- **Exercise requirements**
Please print all the lines below exactly as they are written.

───── Supplied records

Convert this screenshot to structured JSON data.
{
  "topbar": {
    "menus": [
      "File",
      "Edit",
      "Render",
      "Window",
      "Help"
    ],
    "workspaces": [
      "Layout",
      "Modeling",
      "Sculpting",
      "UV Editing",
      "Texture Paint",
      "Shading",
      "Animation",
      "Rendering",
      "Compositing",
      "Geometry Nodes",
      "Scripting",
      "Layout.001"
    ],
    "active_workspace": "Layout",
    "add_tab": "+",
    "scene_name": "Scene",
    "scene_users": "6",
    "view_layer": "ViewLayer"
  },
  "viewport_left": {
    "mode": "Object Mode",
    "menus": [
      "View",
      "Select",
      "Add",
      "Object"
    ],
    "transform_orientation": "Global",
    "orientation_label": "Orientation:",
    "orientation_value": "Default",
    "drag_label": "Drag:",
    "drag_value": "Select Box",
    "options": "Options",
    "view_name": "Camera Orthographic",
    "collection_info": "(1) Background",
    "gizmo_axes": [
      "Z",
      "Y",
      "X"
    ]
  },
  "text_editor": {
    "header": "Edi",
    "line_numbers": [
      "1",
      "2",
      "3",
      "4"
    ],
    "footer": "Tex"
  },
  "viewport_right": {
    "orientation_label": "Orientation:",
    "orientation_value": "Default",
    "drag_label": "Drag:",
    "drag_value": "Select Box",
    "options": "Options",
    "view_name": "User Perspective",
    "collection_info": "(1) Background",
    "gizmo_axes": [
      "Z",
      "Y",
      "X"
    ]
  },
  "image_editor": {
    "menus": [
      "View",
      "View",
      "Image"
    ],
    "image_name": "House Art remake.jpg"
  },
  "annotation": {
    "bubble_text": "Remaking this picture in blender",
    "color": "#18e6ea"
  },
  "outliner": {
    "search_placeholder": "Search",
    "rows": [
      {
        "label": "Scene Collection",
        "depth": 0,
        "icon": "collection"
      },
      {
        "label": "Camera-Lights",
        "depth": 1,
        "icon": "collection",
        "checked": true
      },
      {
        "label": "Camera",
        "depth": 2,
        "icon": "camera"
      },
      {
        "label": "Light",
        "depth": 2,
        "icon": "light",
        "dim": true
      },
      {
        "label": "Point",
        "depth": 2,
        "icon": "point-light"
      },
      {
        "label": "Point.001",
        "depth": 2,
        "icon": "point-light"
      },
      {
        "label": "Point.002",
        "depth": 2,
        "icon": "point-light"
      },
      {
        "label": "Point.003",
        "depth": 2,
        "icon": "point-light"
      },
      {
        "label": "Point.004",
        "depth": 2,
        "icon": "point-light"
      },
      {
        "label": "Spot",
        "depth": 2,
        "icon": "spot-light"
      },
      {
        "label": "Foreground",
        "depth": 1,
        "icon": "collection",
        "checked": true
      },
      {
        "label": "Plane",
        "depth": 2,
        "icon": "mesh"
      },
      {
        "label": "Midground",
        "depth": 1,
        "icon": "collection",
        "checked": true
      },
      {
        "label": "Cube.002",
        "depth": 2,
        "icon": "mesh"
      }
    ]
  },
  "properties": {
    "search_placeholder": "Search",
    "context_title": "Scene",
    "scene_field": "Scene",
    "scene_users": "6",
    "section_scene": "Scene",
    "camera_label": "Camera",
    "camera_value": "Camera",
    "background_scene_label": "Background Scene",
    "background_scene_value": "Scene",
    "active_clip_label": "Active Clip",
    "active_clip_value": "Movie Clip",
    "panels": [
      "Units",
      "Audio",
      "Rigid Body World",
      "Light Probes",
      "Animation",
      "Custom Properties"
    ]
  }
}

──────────

- **Result for this exercise**
Convert this screenshot to structured JSON data.
{
  "topbar": {
    "menus": [
      "File",
      "Edit",
      "Render",
      "Window",
      "Help"
    ],
    "workspaces": [
      "Layout",
      "Modeling",
      "Sculpting",
      "UV Editing",
      "Texture Paint",
      "Shading",
      "Animation",
      "Rendering",
      "Compositing",
      "Geometry Nodes",
      "Scripting",
      "Layout.001"
    ],
    "active_workspace": "Layout",
    "add_tab": "+",
    "scene_name": "Scene",
    "scene_users": "6",
    "view_layer": "ViewLayer"
  },
  "viewport_left": {
    "mode": "Object Mode",
    "menus": [
      "View",
      "Select",
      "Add",
      "Object"
    ],
    "transform_orientation": "Global",
    "orientation_label": "Orientation:",
    "orientation_value": "Default",
    "drag_label": "Drag:",
    "drag_value": "Select Box",
    "options": "Options",
    "view_name": "Camera Orthographic",
    "collection_info": "(1) Background",
    "gizmo_axes": [
      "Z",
      "Y",
      "X"
    ]
  },
  "text_editor": {
    "header": "Edi",
    "line_numbers": [
      "1",
      "2",
      "3",
      "4"
    ],
    "footer": "Tex"
  },
  "viewport_right": {
    "orientation_label": "Orientation:",
    "orientation_value": "Default",
    "drag_label": "Drag:",
    "drag_value": "Select Box",
    "options": "Options",
    "view_name": "User Perspective",
    "collection_info": "(1) Background",
    "gizmo_axes": [
      "Z",
      "Y",
      "X"
    ]
  },
  "image_editor": {
    "menus": [
      "View",
      "View",
      "Image"
    ],
    "image_name": "House Art remake.jpg"
  },
  "annotation": {
    "bubble_text": "Remaking this picture in blender",
    "color": "#18e6ea"
  },
  "outliner": {
    "search_placeholder": "Search",
    "rows": [
      {
        "label": "Scene Collection",
        "depth": 0,
        "icon": "collection"
      },
      {
        "label": "Camera-Lights",
        "depth": 1,
        "icon": "collection",
        "checked": true
      },
      {
        "label": "Camera",
        "depth": 2,
        "icon": "camera"
      },
      {
        "label": "Light",
        "depth": 2,
        "icon": "light",
        "dim": true
      },
      {
        "label": "Point",
        "depth": 2,
        "icon": "point-light"
      },
      {
        "label": "Point.001",
        "depth": 2,
        "icon": "point-light"
      },
      {
        "label": "Point.002",
        "depth": 2,
        "icon": "point-light"
      },
      {
        "label": "Point.003",
        "depth": 2,
        "icon": "point-light"
      },
      {
        "label": "Point.004",
        "depth": 2,
        "icon": "point-light"
      },
      {
        "label": "Spot",
        "depth": 2,
        "icon": "spot-light"
      },
      {
        "label": "Foreground",
        "depth": 1,
        "icon": "collection",
        "checked": true
      },
      {
        "label": "Plane",
        "depth": 2,
        "icon": "mesh"
      },
      {
        "label": "Midground",
        "depth": 1,
        "icon": "collection",
        "checked": true
      },
      {
        "label": "Cube.002",
        "depth": 2,
        "icon": "mesh"
      }
    ]
  },
  "properties": {
    "search_placeholder": "Search",
    "context_title": "Scene",
    "scene_field": "Scene",
    "scene_users": "6",
    "section_scene": "Scene",
    "camera_label": "Camera",
    "camera_value": "Camera",
    "background_scene_label": "Background Scene",
    "background_scene_value": "Scene",
    "active_clip_label": "Active Clip",
    "active_clip_value": "Movie Clip",
    "panels": [
      "Units",
      "Audio",
      "Rigid Body World",
      "Light Probes",
      "Animation",
      "Custom Properties"
    ]
  }
}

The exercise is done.